An MBA is a unique degree. It qualifies you to do many things, yet alone it qualifies you to do nothing, all at the same time. As a result, many MBA students grapple with the same big question, whether to pursue more depth in a specific subject, or more breadth throughout the program. Many individuals are happy to explore many of the abundant opportunities that the modern world of work provides, while others plan to follow a narrower path.
“Why specialize?” is a common question MBA students ask as they enter a workforce where creative and novel solutions are highly valued. Finding synergies between diverse subjects by learning all we can about as many areas as possible seems like a smart decision. Similarly, many students object to the idea of closing doors, as they believe their life’s passion may lie behind any one of them, just waiting to be found. Well I’m writing here to tell you why I disagree.
I am, by nature, curious and multi-disciplinary. Like many MBA students, I’ve been swamped with a bevy of diverse activities since I was old enough to remember. From youth years spent rushing between swim practice and tennis camp, to a college experience balancing, at one point, three majors, swimming, music, and fraternity life, I’ve never been the type to choose a single path forgoing all others. When I reach forks in the road, my default setting is to take them. Yet I’m beginning to see the error in this approach.
Real breakthrough work does not come from following every path, but rather from focusing completely on a mission that aligns rare and valuable skills with newly possible opportunities. In his recent book, So Good They Can’t Ignore You, Georgetown computer science professor Cal Newport outlines the foolishness of believing that great work follows passion, arguing that the opposite is true. Individuals who develop deep knowledge in their field, who develop rare and valuable skills, and who understand the boundaries of their field, are able to identify a mission in the “adjacent possible,” and passion for this mission follows the work. The key is not to follow all paths hoping that they will come together in the end, but to explore the one big idea from every available angle, until the mission presents itself. It is this focus that allows diverse experience to lead to meaningful results.

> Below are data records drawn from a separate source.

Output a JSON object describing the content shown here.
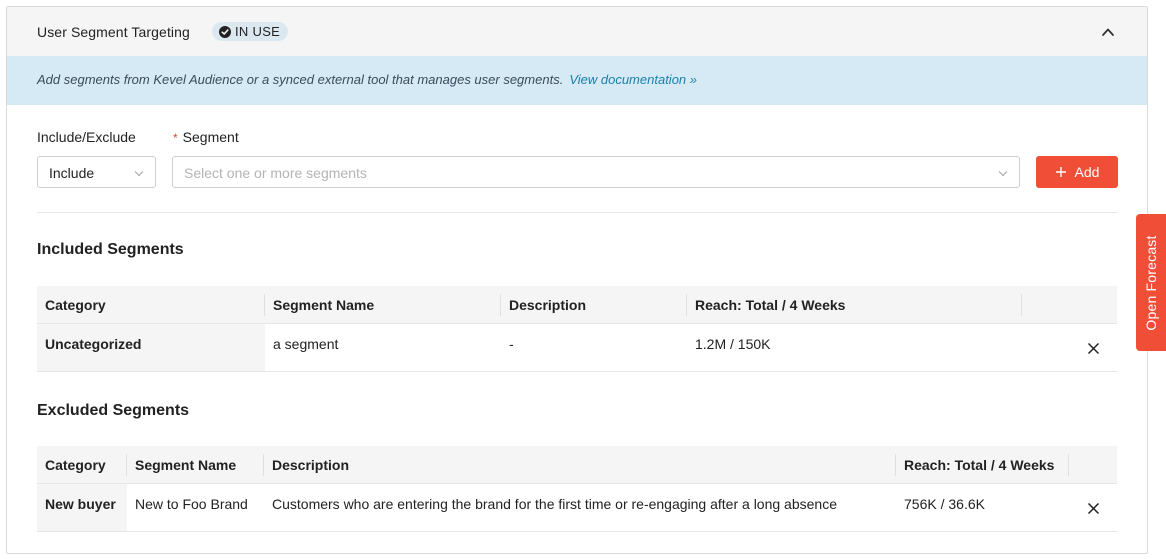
{
  "header": {
    "title": "User Segment Targeting",
    "badge": "IN USE"
  },
  "banner": {
    "text": "Add segments from Kevel Audience or a synced external tool that manages user segments.",
    "link": "View documentation »"
  },
  "form": {
    "include_label": "Include/Exclude",
    "include_value": "Include",
    "segment_required": "*",
    "segment_label": "Segment",
    "segment_placeholder": "Select one or more segments",
    "add_label": "Add"
  },
  "included": {
    "title": "Included Segments",
    "columns": [
      "Category",
      "Segment Name",
      "Description",
      "Reach: Total / 4 Weeks"
    ],
    "rows": [
      {
        "category": "Uncategorized",
        "name": "a segment",
        "description": "-",
        "reach": "1.2M / 150K"
      }
    ]
  },
  "excluded": {
    "title": "Excluded Segments",
    "columns": [
      "Category",
      "Segment Name",
      "Description",
      "Reach: Total / 4 Weeks"
    ],
    "rows": [
      {
        "category": "New buyer",
        "name": "New to Foo Brand",
        "description": "Customers who are entering the brand for the first time or re-engaging after a long absence",
        "reach": "756K / 36.6K"
      }
    ]
  },
  "side_tab": {
    "label": "Open Forecast"
  },
  "colors": {
    "accent": "#f04e37",
    "banner_bg": "#d6eaf5",
    "link": "#1a7fa8",
    "badge_bg": "#dce8f0"
  },
  "icons": [
    "check-circle-icon",
    "chevron-up-icon",
    "chevron-down-icon",
    "plus-icon",
    "close-icon"
  ]
}
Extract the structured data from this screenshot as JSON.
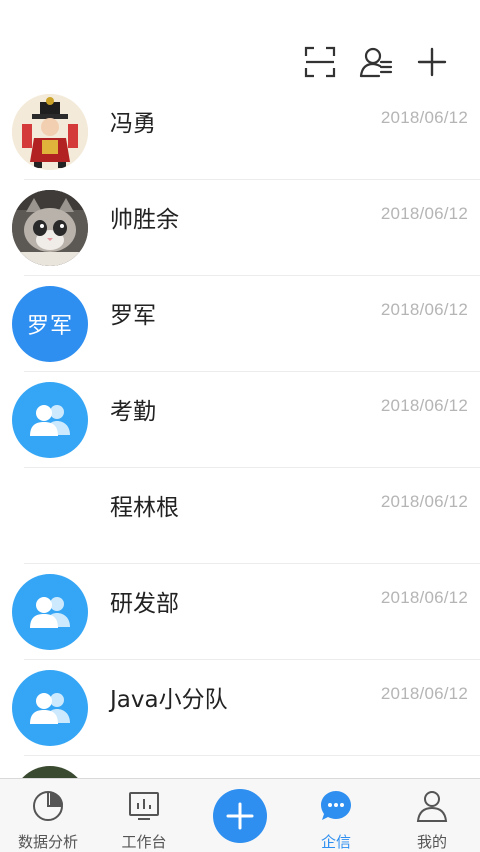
{
  "header": {
    "icons": [
      "scan-icon",
      "contacts-icon",
      "add-icon"
    ]
  },
  "conversations": [
    {
      "name": "冯勇",
      "date": "2018/06/12",
      "avatar": "photo-cartoon"
    },
    {
      "name": "帅胜余",
      "date": "2018/06/12",
      "avatar": "photo-cat"
    },
    {
      "name": "罗军",
      "date": "2018/06/12",
      "avatar_text": "罗军"
    },
    {
      "name": "考勤",
      "date": "2018/06/12",
      "avatar": "group-icon"
    },
    {
      "name": "程林根",
      "date": "2018/06/12",
      "avatar": "none"
    },
    {
      "name": "研发部",
      "date": "2018/06/12",
      "avatar": "group-icon"
    },
    {
      "name": "Java小分队",
      "date": "2018/06/12",
      "avatar": "group-icon"
    }
  ],
  "tabbar": {
    "tabs": [
      {
        "label": "数据分析",
        "icon": "pie-chart-icon"
      },
      {
        "label": "工作台",
        "icon": "monitor-chart-icon"
      },
      {
        "label": "",
        "icon": "plus-icon"
      },
      {
        "label": "企信",
        "icon": "chat-bubble-icon",
        "active": true
      },
      {
        "label": "我的",
        "icon": "person-icon"
      }
    ],
    "active_color": "#2e8ff0"
  },
  "colors": {
    "accent": "#2e8ff0",
    "group_avatar": "#35a6f5",
    "date_text": "#b5b5b5"
  }
}
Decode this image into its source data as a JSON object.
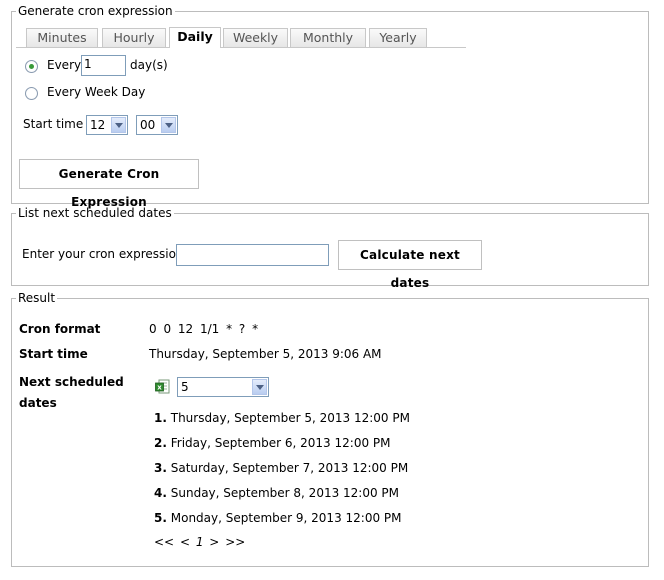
{
  "generate": {
    "legend": "Generate cron expression",
    "tabs": [
      "Minutes",
      "Hourly",
      "Daily",
      "Weekly",
      "Monthly",
      "Yearly"
    ],
    "active_tab": "Daily",
    "every_label": "Every",
    "every_value": "1",
    "day_suffix": "day(s)",
    "every_week_day_label": "Every Week Day",
    "start_time_label": "Start time",
    "hour_value": "12",
    "minute_value": "00",
    "button_label": "Generate Cron Expression"
  },
  "list": {
    "legend": "List next scheduled dates",
    "enter_label": "Enter your cron expression",
    "input_value": "",
    "button_label": "Calculate next dates"
  },
  "result": {
    "legend": "Result",
    "cron_format_label": "Cron format",
    "cron_format_value": "0 0 12 1/1 * ? *",
    "start_time_label": "Start time",
    "start_time_value": "Thursday, September 5, 2013 9:06 AM",
    "next_label_line1": "Next scheduled",
    "next_label_line2": "dates",
    "count_value": "5",
    "dates": [
      {
        "num": "1.",
        "text": "Thursday, September 5, 2013 12:00 PM"
      },
      {
        "num": "2.",
        "text": "Friday, September 6, 2013 12:00 PM"
      },
      {
        "num": "3.",
        "text": "Saturday, September 7, 2013 12:00 PM"
      },
      {
        "num": "4.",
        "text": "Sunday, September 8, 2013 12:00 PM"
      },
      {
        "num": "5.",
        "text": "Monday, September 9, 2013 12:00 PM"
      }
    ],
    "pager": {
      "first": "<<",
      "prev": "<",
      "page": "1",
      "next": ">",
      "last": ">>"
    }
  },
  "colors": {
    "border": "#bcbcbc",
    "radio_checked": "#3a9a3a",
    "input_border": "#7f9db9"
  },
  "icons": {
    "export": "excel-icon"
  }
}
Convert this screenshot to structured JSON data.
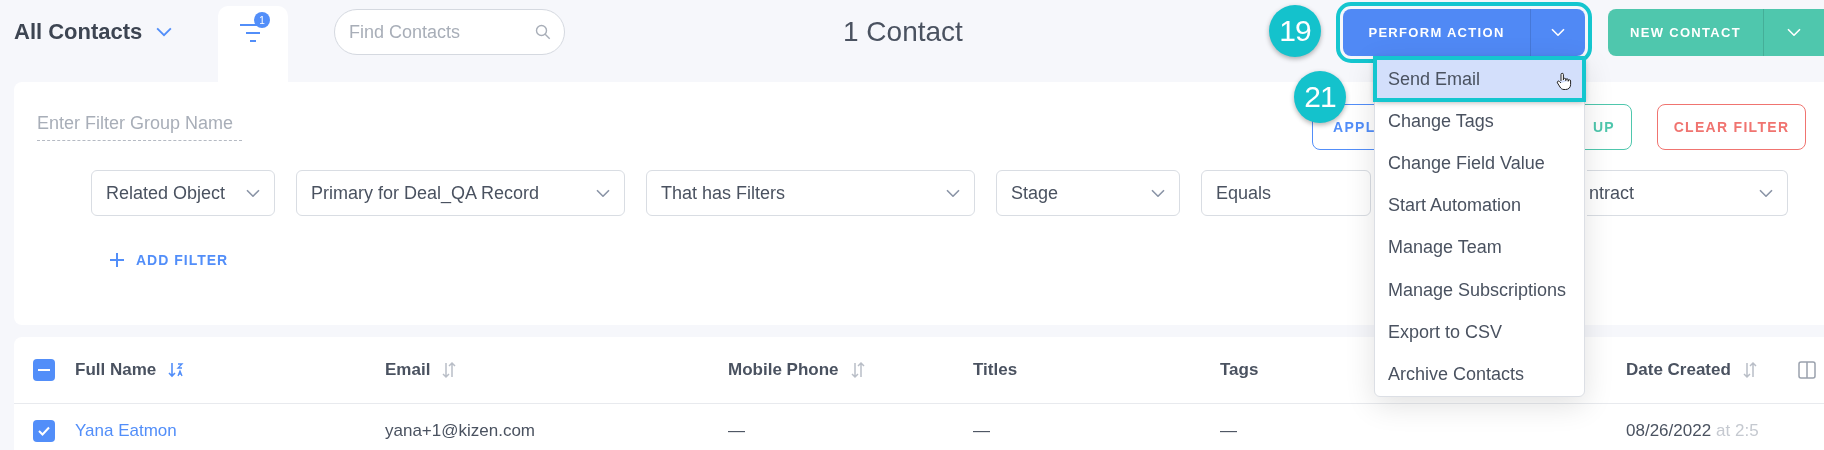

I am certainly not alone in expressing the following dilemma: “I have too many interests, how can I pick just one?” I believe that this abundance of choice is precisely the limiting factor that causes so many of us to avoid the focused approach to our careers. It is easy to look at all of the problems of the world and want to solve them all, yet not know where to begin. It is much more difficult to pick only one and attack it from all angles. Yet the latter path is the one that has proven successful time and time again. I believe that in order to overcome the paradox of choice, we must shift to a mindset of scarcity rather than abundance. Our time, energy, and efforts are scarce resources that must be deployed strategically.
Ideas to which devoting an entire career or life is worthwhile are never simple. It is daunting to select one big idea, for fear that it cannot be conquered, but, to quote Ben Franklin, “Energy and persistence conquer all things.”
Lest the preceding paragraphs be interpreted as an admonition to focus all of one’s studies in a specific subject area, allow me to clarify that this, too, would be too unfocused. For example, the Smith school offers finance classes covering everything from fixed income derivatives to international project finance. While there is certainly some consistency across finance classes, restricting your selection of courses to only finance misses the bigger opportunity. Financial deals must be negotiated, so perhaps the negotiations course would supplement a focus on finance. The market department offers a class in forecasting, which supports a finance focus for individuals interested in valuation. Similarly, for the finance student focused in international finance, global supply chain management and business law would offer compliments.
The key is to attack the same problem from multiple angles, not to take the same angle to attack every problem. To quote Abraham Maslow, “When all you have is a hammer, everything looks like a nail.”
David is the president of the part-time MBA association and works in Big 4 consulting, specializing in performing data analytics for financial services clients.